Your task: Return every record exactly as written.

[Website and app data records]
==*==

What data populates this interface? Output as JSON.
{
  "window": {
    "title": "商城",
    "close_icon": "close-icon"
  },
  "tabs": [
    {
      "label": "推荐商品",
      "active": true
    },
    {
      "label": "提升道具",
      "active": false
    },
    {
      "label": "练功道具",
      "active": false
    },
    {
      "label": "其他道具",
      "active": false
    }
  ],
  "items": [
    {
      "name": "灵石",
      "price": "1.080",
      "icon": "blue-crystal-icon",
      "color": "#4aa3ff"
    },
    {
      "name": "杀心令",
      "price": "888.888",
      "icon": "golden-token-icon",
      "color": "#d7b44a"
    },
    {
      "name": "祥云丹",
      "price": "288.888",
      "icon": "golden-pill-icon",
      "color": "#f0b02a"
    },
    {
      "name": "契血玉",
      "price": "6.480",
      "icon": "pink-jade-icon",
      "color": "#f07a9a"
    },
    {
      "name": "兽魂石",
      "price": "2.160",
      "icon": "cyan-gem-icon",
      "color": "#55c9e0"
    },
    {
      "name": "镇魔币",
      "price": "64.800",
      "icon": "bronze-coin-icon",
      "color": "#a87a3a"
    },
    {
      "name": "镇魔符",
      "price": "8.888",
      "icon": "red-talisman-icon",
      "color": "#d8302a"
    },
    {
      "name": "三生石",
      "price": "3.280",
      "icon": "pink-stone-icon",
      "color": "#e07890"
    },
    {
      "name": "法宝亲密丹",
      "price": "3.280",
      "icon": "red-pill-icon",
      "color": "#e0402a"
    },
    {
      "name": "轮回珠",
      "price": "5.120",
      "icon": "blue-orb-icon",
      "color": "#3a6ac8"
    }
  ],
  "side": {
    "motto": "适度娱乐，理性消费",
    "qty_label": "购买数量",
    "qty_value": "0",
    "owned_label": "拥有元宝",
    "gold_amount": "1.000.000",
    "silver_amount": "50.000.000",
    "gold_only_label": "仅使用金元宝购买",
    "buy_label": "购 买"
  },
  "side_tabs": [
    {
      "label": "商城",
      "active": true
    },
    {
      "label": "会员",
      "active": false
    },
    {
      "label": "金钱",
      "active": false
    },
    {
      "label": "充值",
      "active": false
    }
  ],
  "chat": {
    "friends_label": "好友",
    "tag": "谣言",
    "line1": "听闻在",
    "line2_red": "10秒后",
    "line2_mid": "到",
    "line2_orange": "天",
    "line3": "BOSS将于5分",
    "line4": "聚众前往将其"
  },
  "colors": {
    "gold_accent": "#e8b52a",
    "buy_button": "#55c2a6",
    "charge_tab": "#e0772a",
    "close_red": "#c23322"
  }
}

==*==

Exercise result:
What data populates this interface? Output as JSON.
{
  "window": {
    "title": "商城",
    "close_icon": "close-icon"
  },
  "tabs": [
    {
      "label": "推荐商品",
      "active": true
    },
    {
      "label": "提升道具",
      "active": false
    },
    {
      "label": "练功道具",
      "active": false
    },
    {
      "label": "其他道具",
      "active": false
    }
  ],
  "items": [
    {
      "name": "灵石",
      "price": "1.080",
      "icon": "blue-crystal-icon",
      "color": "#4aa3ff"
    },
    {
      "name": "杀心令",
      "price": "888.888",
      "icon": "golden-token-icon",
      "color": "#d7b44a"
    },
    {
      "name": "祥云丹",
      "price": "288.888",
      "icon": "golden-pill-icon",
      "color": "#f0b02a"
    },
    {
      "name": "契血玉",
      "price": "6.480",
      "icon": "pink-jade-icon",
      "color": "#f07a9a"
    },
    {
      "name": "兽魂石",
      "price": "2.160",
      "icon": "cyan-gem-icon",
      "color": "#55c9e0"
    },
    {
      "name": "镇魔币",
      "price": "64.800",
      "icon": "bronze-coin-icon",
      "color": "#a87a3a"
    },
    {
      "name": "镇魔符",
      "price": "8.888",
      "icon": "red-talisman-icon",
      "color": "#d8302a"
    },
    {
      "name": "三生石",
      "price": "3.280",
      "icon": "pink-stone-icon",
      "color": "#e07890"
    },
    {
      "name": "法宝亲密丹",
      "price": "3.280",
      "icon": "red-pill-icon",
      "color": "#e0402a"
    },
    {
      "name": "轮回珠",
      "price": "5.120",
      "icon": "blue-orb-icon",
      "color": "#3a6ac8"
    }
  ],
  "side": {
    "motto": "适度娱乐，理性消费",
    "qty_label": "购买数量",
    "qty_value": "0",
    "owned_label": "拥有元宝",
    "gold_amount": "1.000.000",
    "silver_amount": "50.000.000",
    "gold_only_label": "仅使用金元宝购买",
    "buy_label": "购 买"
  },
  "side_tabs": [
    {
      "label": "商城",
      "active": true
    },
    {
      "label": "会员",
      "active": false
    },
    {
      "label": "金钱",
      "active": false
    },
    {
      "label": "充值",
      "active": false
    }
  ],
  "chat": {
    "friends_label": "好友",
    "tag": "谣言",
    "line1": "听闻在",
    "line2_red": "10秒后",
    "line2_mid": "到",
    "line2_orange": "天",
    "line3": "BOSS将于5分",
    "line4": "聚众前往将其"
  },
  "colors": {
    "gold_accent": "#e8b52a",
    "buy_button": "#55c2a6",
    "charge_tab": "#e0772a",
    "close_red": "#c23322"
  }
}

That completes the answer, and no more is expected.